Copy the listing exactly, images excluded.

Task input:

::::

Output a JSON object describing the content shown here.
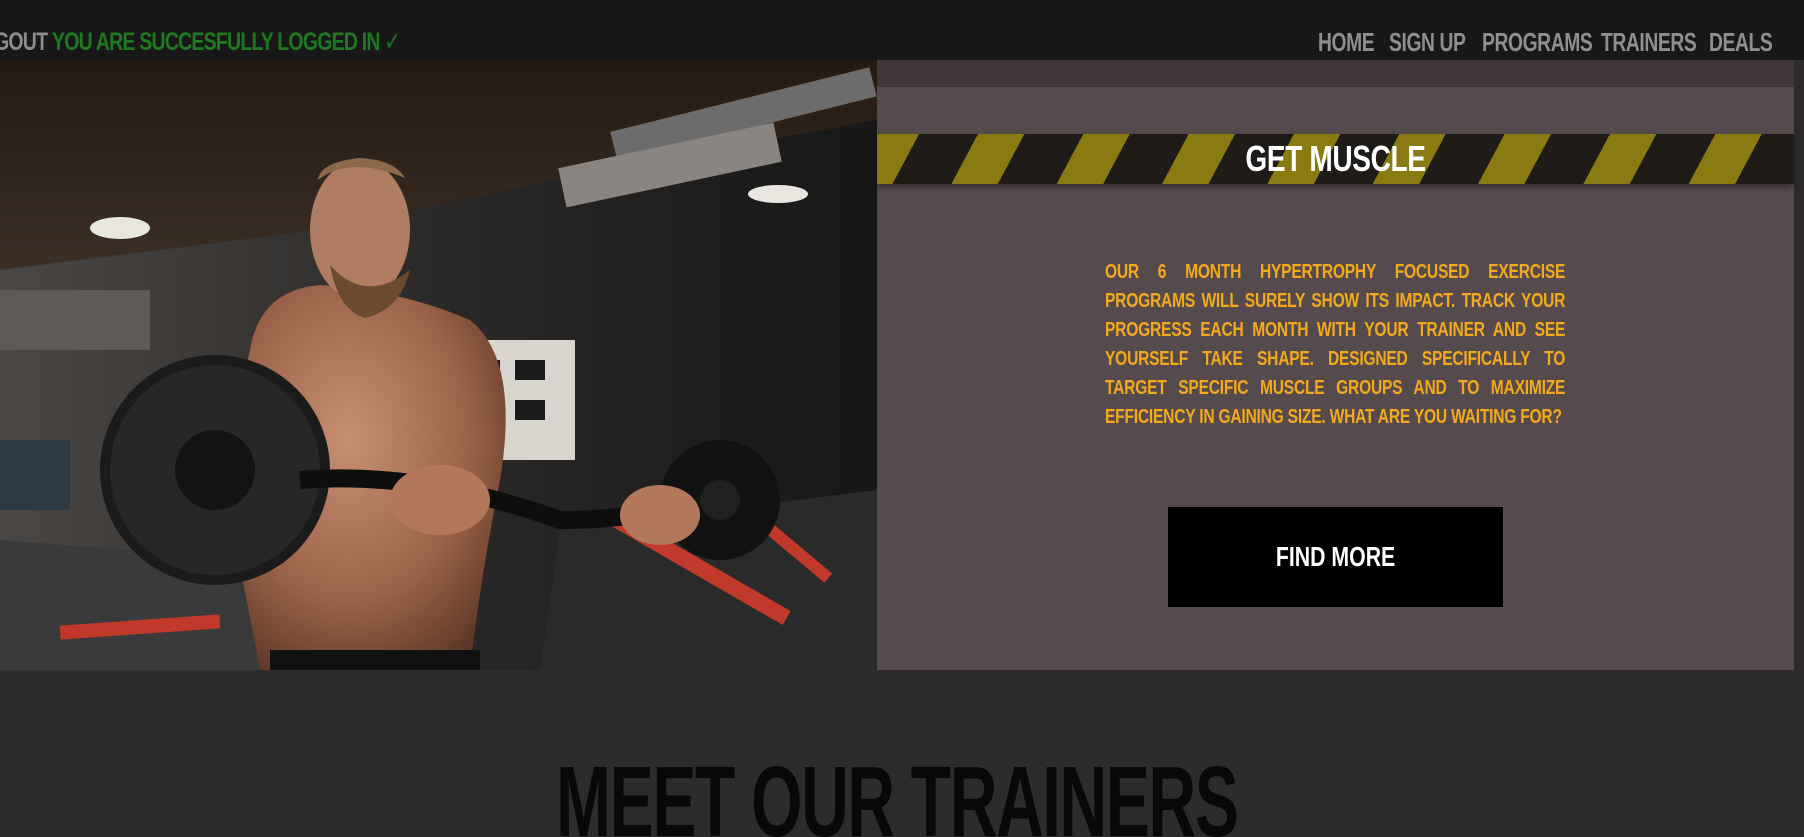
{
  "topbar": {
    "logout_label": "GOUT",
    "status_message": "YOU ARE SUCCESFULLY LOGGED IN ✓"
  },
  "nav": {
    "items": [
      {
        "label": "HOME"
      },
      {
        "label": "SIGN UP"
      },
      {
        "label": "PROGRAMS"
      },
      {
        "label": "TRAINERS"
      },
      {
        "label": "DEALS"
      }
    ]
  },
  "hero": {
    "image_subject": "man doing barbell curls in gym",
    "title": "GET MUSCLE",
    "description": "OUR 6 MONTH HYPERTROPHY FOCUSED EXERCISE PROGRAMS WILL SURELY SHOW ITS IMPACT. TRACK YOUR PROGRESS EACH MONTH WITH YOUR TRAINER AND SEE YOURSELF TAKE SHAPE. DESIGNED SPECIFICALLY TO TARGET SPECIFIC MUSCLE GROUPS AND TO MAXIMIZE EFFICIENCY IN GAINING SIZE. WHAT ARE YOU WAITING FOR?",
    "button_label": "FIND MORE"
  },
  "section": {
    "title": "MEET OUR TRAINERS"
  },
  "colors": {
    "topbar_bg": "#181818",
    "status_green": "#1f7a1f",
    "nav_grey": "#8f8f8f",
    "panel_bg": "#564b4c",
    "stripe_yellow": "#8a7a12",
    "body_orange": "#f3a91e",
    "button_bg": "#000000",
    "page_bg": "#2e2b2d"
  }
}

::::

Response area:
Output a JSON object describing the content shown here.
{
  "topbar": {
    "logout_label": "GOUT",
    "status_message": "YOU ARE SUCCESFULLY LOGGED IN ✓"
  },
  "nav": {
    "items": [
      {
        "label": "HOME"
      },
      {
        "label": "SIGN UP"
      },
      {
        "label": "PROGRAMS"
      },
      {
        "label": "TRAINERS"
      },
      {
        "label": "DEALS"
      }
    ]
  },
  "hero": {
    "image_subject": "man doing barbell curls in gym",
    "title": "GET MUSCLE",
    "description": "OUR 6 MONTH HYPERTROPHY FOCUSED EXERCISE PROGRAMS WILL SURELY SHOW ITS IMPACT. TRACK YOUR PROGRESS EACH MONTH WITH YOUR TRAINER AND SEE YOURSELF TAKE SHAPE. DESIGNED SPECIFICALLY TO TARGET SPECIFIC MUSCLE GROUPS AND TO MAXIMIZE EFFICIENCY IN GAINING SIZE. WHAT ARE YOU WAITING FOR?",
    "button_label": "FIND MORE"
  },
  "section": {
    "title": "MEET OUR TRAINERS"
  },
  "colors": {
    "topbar_bg": "#181818",
    "status_green": "#1f7a1f",
    "nav_grey": "#8f8f8f",
    "panel_bg": "#564b4c",
    "stripe_yellow": "#8a7a12",
    "body_orange": "#f3a91e",
    "button_bg": "#000000",
    "page_bg": "#2e2b2d"
  }
}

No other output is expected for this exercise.